Take the 2-minute tour ×
Stack Overflow is a question and answer site for professional and enthusiast programmers. It's 100% free, no registration required.

I have a habit of hitting CTRL+T to open a new tab in ST2. However this invokes the transpose function. I could map the new_file command to CTRL+T, but is it possible to disable the command completely via user keymap file. My search suggested adding this to user keymap.

[ { "keys": ["ctrl+t"], "command": "unbound" } ]

Is the "unbound" an officially endorsed way of disabling a shortcut?

share|improve this question
The official documentation is here: docs.sublimetext.info/en/latest/reference/key_bindings.html As of this writing, it makes no mention of unbinding. –  David James Dec 16 '13 at 20:59

2 Answers 2

I have never see or read any official documentation about the unbound command, but it works. Another option would be removing the command attribute.

{ "keys": ["ctrl+t"] }

This will also unbound a key binding.

share|improve this answer
If I type any gibberish instead of "unbound", it has the same effect. I'm curious about the 'correct' way of doing it... Do you have a documented / official source for your second method? I don't think it works. –  buffer Oct 8 '13 at 17:45
This is mentioned on the Sublime UserEcho forum: sublimetext.userecho.com/topic/89378-support-unbinding-of-keys –  David James Dec 16 '13 at 20:56
It seems as though if a key combo is defined in my default keybindings, but I want to unbind it in my user bindings, omitting "command" does not work, but setting "command": "unbound" does. –  amacleod Mar 12 at 21:06
I hit ctrl+T too many times when I want to 'redo', completely destroying the 'redo-history', so I bound this: { "keys": ["ctrl+t"], "command": "redo_or_repeat" } –  TrySpace May 19 at 13:47
Yep, in the user bindings only setting command to unbound works for me. Simply omitting the command does no change. –  Svish Sep 26 at 17:37

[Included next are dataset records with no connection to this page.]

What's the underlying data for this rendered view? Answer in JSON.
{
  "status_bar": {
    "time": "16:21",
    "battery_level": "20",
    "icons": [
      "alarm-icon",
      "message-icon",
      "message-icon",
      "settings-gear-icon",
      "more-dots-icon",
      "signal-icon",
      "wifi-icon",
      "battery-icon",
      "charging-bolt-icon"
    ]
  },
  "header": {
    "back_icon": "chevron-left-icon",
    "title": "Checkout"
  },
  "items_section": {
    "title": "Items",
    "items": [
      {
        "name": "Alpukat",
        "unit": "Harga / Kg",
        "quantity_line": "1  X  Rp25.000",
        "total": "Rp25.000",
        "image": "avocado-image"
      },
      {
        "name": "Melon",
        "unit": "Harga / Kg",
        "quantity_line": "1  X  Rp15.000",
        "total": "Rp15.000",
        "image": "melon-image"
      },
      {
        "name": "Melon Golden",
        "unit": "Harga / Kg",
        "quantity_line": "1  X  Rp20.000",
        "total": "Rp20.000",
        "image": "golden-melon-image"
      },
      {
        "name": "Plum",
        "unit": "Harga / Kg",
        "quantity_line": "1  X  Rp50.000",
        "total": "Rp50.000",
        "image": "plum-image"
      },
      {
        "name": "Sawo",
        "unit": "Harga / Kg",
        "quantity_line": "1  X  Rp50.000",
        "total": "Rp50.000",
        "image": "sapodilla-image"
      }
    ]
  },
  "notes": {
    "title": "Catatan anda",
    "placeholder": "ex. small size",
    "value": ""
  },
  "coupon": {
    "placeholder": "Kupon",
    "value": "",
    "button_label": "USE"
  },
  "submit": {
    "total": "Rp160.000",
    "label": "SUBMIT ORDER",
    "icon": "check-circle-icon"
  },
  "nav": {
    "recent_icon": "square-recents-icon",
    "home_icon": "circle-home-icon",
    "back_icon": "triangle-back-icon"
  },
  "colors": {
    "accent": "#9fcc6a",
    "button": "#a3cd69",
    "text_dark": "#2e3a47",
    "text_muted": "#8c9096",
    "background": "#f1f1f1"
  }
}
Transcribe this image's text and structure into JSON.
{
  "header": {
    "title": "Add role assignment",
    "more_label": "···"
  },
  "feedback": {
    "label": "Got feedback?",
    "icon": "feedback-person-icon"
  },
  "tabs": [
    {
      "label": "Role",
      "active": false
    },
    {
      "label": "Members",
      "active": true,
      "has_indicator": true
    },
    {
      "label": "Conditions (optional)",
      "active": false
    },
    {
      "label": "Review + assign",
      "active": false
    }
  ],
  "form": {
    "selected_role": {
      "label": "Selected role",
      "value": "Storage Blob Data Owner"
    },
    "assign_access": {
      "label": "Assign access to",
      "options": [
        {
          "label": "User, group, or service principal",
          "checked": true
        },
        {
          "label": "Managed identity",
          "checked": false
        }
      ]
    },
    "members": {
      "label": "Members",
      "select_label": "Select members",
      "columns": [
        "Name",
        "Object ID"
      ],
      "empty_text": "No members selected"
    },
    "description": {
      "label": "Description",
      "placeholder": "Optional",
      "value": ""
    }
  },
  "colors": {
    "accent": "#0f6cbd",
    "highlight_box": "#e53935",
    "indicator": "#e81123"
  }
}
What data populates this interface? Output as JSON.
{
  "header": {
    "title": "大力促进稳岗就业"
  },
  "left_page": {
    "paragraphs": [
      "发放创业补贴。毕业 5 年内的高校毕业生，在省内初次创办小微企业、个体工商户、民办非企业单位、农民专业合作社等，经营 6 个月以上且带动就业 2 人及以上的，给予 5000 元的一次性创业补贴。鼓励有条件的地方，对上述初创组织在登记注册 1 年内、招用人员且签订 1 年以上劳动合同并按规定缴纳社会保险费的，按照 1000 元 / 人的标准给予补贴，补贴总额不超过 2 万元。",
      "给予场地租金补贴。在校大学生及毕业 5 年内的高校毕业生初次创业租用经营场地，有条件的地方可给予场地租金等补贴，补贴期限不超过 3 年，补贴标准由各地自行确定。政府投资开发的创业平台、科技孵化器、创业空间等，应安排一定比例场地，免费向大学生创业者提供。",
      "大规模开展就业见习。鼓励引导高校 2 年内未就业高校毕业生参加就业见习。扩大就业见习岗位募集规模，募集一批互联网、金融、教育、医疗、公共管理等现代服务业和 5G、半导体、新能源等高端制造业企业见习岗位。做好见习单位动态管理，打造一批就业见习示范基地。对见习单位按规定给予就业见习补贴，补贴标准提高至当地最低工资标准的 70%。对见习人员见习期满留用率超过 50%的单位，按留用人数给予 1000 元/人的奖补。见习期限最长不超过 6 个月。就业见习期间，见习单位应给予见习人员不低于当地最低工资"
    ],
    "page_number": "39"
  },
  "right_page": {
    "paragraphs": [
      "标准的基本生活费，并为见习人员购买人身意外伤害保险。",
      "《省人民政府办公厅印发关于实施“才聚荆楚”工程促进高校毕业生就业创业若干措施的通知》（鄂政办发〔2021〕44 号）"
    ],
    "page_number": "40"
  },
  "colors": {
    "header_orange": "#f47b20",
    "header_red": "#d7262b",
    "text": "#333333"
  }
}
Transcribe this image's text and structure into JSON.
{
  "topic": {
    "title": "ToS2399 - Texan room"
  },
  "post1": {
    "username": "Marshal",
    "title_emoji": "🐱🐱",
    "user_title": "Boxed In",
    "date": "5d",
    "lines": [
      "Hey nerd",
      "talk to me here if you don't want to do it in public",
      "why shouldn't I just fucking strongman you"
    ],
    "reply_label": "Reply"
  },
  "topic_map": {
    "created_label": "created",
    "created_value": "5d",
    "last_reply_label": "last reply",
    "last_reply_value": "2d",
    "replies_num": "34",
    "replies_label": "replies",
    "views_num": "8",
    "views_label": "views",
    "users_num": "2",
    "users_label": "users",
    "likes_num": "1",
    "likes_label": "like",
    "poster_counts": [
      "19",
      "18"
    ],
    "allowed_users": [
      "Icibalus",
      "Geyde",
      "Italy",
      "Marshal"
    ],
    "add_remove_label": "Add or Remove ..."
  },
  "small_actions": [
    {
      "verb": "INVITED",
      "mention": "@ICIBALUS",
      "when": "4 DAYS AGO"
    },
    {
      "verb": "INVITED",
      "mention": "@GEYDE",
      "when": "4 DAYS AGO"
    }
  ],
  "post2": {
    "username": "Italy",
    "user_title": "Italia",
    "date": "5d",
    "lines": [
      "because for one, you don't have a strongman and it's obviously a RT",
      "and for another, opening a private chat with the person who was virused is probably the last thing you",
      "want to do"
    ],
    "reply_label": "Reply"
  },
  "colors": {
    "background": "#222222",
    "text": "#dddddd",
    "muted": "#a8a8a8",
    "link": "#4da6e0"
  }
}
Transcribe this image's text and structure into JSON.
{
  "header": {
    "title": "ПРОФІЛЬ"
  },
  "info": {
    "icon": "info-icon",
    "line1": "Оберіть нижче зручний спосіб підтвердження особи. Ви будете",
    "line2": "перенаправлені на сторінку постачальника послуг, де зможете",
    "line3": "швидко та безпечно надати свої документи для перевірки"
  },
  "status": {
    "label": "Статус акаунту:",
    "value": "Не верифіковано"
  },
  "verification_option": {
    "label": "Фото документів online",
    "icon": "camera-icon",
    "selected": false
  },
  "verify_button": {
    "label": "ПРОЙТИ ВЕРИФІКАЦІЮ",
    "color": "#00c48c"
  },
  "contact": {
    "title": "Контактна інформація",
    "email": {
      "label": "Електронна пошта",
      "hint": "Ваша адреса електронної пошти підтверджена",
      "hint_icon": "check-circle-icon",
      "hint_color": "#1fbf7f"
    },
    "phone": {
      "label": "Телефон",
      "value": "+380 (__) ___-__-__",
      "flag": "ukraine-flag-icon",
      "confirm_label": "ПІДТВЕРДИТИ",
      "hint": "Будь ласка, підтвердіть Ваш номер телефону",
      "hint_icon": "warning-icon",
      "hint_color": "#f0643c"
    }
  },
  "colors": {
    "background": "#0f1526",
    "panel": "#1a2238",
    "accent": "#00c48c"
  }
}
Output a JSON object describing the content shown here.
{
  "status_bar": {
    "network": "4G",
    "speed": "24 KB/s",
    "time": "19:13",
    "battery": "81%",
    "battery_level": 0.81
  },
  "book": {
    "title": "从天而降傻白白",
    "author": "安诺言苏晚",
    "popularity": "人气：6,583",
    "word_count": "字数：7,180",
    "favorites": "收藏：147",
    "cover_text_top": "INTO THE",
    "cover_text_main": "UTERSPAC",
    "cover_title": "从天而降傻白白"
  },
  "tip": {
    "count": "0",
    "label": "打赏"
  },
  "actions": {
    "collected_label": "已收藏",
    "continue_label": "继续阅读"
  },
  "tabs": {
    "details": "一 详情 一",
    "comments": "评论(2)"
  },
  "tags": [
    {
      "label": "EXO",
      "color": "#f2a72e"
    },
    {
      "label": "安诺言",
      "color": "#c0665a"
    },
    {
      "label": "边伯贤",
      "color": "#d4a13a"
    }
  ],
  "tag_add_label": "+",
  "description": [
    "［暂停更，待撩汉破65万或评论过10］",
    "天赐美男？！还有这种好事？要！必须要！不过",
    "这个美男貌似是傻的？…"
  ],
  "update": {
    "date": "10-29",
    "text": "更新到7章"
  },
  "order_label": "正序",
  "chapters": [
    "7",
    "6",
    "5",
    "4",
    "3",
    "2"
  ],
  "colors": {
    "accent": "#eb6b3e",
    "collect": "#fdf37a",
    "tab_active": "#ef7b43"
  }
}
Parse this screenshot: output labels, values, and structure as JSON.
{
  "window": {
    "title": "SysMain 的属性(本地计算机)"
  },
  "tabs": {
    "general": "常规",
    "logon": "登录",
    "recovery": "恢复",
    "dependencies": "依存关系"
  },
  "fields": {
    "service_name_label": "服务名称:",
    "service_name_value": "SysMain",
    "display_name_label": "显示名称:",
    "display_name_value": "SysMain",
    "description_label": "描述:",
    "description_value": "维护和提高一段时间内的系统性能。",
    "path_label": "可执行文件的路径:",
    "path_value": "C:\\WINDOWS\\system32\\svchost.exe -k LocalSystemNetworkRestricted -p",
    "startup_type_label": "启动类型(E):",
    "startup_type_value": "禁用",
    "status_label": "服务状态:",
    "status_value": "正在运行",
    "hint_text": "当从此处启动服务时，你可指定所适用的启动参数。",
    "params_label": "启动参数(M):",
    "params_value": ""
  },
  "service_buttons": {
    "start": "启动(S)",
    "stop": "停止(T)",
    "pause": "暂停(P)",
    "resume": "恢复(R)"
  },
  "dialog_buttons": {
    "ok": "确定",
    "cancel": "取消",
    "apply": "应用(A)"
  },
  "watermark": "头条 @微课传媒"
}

Your Answer


By posting your answer, you agree to the privacy policy and terms of service.

Not the answer you're looking for? Browse other questions tagged or ask your own question.